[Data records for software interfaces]
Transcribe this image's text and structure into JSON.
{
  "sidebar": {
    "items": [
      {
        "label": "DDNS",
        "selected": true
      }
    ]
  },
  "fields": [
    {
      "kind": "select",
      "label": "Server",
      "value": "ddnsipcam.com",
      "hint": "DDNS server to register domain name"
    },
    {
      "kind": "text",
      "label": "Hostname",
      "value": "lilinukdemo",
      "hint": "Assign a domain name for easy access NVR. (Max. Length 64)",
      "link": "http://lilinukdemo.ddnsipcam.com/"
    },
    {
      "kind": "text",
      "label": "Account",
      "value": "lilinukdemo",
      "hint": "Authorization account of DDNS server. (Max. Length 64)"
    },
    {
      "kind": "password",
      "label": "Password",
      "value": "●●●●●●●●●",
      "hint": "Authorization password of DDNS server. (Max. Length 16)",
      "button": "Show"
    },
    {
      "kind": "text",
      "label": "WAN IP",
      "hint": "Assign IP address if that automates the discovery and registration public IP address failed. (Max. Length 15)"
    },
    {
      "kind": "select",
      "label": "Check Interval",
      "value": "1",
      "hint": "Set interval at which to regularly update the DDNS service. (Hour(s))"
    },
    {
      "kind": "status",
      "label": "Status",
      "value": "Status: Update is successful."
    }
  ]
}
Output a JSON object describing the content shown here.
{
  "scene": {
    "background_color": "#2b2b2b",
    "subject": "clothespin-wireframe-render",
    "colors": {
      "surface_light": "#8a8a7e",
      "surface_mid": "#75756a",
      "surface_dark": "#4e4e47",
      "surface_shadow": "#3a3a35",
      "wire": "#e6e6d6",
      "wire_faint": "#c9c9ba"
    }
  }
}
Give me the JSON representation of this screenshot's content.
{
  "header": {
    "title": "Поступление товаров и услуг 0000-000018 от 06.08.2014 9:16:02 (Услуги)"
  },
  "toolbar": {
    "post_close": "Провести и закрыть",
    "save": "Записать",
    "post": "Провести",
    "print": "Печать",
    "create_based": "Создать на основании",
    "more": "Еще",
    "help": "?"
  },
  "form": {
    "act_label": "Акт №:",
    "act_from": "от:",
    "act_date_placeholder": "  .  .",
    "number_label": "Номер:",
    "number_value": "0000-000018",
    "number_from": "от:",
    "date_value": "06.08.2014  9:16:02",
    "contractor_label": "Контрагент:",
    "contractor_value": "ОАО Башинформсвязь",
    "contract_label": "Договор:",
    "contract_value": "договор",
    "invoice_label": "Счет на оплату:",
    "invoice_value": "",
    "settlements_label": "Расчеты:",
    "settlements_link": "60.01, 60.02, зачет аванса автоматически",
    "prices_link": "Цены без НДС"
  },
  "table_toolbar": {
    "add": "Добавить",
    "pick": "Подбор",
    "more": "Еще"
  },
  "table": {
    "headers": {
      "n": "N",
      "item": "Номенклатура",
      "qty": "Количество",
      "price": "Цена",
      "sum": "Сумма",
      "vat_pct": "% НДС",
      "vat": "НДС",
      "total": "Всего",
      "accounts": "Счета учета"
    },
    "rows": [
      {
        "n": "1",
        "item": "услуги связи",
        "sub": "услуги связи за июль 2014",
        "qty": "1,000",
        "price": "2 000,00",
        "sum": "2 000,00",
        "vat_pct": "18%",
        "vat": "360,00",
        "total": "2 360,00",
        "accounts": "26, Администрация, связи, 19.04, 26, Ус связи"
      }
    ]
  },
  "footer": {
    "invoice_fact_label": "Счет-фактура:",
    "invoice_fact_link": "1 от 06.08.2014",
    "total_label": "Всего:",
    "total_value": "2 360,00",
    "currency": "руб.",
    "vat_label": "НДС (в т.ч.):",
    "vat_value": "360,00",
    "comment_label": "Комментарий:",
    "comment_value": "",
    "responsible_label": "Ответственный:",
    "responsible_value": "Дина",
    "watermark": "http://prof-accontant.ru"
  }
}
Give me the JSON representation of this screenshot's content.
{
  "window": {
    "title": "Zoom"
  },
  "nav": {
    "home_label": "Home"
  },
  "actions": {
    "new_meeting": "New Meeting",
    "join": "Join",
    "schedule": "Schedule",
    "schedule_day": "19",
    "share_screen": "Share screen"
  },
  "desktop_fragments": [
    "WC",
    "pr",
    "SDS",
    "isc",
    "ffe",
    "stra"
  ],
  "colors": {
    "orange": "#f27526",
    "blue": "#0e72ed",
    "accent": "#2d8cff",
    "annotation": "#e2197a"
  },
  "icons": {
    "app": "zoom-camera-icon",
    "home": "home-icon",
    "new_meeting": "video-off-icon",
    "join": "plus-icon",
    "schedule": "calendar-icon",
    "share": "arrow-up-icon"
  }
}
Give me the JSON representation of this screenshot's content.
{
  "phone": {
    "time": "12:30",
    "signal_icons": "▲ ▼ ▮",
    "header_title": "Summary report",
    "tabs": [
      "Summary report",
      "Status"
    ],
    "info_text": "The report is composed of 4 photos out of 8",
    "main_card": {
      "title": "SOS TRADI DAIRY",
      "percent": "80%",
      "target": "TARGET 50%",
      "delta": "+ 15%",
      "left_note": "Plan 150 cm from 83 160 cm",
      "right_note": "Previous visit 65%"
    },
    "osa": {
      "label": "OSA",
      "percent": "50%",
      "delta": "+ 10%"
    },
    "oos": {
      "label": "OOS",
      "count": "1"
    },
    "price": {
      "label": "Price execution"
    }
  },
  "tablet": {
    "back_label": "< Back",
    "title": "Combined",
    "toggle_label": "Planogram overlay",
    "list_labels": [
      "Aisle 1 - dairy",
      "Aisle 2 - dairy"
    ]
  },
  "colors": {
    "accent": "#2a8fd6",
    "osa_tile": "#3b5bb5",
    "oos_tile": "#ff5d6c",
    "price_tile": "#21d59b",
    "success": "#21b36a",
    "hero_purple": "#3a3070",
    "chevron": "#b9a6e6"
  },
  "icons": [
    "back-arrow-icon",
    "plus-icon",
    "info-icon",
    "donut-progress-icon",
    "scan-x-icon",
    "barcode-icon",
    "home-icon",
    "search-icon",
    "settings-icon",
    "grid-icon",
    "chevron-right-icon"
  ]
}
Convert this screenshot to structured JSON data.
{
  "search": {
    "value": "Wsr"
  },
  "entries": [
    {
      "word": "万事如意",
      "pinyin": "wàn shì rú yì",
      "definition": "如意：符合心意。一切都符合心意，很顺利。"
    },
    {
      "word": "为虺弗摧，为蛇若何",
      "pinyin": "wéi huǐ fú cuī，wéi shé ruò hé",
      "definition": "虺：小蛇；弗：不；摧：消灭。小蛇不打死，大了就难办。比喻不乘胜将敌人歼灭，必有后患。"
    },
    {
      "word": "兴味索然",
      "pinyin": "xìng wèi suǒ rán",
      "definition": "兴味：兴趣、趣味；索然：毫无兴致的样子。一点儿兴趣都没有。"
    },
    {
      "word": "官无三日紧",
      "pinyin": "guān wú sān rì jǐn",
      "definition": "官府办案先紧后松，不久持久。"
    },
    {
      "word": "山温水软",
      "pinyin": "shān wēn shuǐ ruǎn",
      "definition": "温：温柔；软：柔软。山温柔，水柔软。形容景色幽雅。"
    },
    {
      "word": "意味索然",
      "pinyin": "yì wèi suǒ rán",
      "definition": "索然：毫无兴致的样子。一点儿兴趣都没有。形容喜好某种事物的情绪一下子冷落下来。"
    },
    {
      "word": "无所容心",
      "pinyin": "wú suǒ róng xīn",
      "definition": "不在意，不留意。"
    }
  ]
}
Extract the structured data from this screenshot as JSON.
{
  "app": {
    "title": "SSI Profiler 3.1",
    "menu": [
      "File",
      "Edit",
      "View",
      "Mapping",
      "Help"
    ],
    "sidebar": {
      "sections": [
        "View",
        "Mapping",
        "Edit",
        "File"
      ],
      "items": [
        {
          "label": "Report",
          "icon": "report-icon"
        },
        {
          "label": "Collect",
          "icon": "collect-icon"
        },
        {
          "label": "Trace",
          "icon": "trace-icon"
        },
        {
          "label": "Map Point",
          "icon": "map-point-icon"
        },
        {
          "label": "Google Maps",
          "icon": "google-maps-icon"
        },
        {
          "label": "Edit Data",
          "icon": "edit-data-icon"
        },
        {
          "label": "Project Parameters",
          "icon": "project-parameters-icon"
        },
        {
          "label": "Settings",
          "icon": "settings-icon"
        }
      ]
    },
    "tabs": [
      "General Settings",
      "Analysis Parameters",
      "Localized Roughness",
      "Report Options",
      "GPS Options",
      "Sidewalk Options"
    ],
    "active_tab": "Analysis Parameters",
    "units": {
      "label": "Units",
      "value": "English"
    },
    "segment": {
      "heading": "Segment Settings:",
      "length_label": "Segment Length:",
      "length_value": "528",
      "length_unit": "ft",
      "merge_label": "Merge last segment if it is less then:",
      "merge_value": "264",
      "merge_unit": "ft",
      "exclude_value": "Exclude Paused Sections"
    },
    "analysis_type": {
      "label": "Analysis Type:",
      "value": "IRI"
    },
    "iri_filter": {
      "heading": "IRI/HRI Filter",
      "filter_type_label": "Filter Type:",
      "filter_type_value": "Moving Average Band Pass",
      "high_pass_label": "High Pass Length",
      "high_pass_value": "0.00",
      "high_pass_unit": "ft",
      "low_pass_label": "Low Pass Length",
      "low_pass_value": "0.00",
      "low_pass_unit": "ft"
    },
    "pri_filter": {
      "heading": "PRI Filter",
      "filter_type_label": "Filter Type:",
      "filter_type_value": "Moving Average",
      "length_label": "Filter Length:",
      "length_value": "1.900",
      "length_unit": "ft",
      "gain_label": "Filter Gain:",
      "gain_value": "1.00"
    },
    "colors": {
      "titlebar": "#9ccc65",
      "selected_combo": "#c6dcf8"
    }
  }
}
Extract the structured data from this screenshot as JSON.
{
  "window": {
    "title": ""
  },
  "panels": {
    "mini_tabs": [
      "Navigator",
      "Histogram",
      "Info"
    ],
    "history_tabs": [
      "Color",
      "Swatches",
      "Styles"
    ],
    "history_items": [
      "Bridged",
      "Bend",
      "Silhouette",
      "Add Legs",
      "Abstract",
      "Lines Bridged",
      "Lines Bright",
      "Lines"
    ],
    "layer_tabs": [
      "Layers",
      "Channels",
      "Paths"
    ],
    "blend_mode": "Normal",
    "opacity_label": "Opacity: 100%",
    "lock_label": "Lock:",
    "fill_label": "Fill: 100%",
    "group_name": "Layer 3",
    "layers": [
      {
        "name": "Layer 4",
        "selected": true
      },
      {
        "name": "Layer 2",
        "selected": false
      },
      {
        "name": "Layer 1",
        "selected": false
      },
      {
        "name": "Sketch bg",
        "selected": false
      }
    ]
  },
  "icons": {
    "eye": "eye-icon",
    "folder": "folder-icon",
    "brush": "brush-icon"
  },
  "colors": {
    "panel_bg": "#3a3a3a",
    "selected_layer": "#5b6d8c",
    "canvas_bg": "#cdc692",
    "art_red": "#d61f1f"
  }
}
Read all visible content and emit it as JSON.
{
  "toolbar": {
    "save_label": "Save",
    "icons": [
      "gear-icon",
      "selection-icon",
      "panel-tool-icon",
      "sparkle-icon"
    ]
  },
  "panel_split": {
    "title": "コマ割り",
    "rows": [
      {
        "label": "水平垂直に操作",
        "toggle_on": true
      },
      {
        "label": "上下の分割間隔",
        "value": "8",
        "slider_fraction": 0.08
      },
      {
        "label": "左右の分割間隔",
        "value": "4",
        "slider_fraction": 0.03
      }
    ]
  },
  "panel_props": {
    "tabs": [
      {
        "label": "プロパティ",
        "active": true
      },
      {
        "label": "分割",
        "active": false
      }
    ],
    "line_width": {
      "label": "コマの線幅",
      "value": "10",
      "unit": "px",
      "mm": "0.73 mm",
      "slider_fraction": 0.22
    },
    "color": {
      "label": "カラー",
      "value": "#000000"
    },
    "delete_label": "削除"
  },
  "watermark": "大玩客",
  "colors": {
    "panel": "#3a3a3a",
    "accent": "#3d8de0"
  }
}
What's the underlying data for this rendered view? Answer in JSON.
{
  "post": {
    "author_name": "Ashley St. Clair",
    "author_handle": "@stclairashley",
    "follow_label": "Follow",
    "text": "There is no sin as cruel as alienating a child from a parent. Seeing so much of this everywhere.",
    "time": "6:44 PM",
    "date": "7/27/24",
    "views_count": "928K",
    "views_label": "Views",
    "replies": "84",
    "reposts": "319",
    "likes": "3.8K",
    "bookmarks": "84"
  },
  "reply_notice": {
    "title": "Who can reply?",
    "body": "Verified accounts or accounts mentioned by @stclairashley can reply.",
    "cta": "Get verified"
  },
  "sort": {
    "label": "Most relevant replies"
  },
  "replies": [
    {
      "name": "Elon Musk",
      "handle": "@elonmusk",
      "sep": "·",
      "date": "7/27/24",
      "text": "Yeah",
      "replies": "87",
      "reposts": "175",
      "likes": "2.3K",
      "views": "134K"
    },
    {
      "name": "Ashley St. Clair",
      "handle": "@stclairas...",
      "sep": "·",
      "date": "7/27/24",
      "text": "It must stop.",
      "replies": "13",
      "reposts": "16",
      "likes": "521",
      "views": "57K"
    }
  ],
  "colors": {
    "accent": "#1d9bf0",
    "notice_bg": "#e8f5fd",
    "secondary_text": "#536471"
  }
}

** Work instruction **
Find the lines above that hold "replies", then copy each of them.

** Response to this exercise **
    "replies": "84",
    "label": "Most relevant replies"
  "replies": [
      "replies": "87",
      "replies": "13",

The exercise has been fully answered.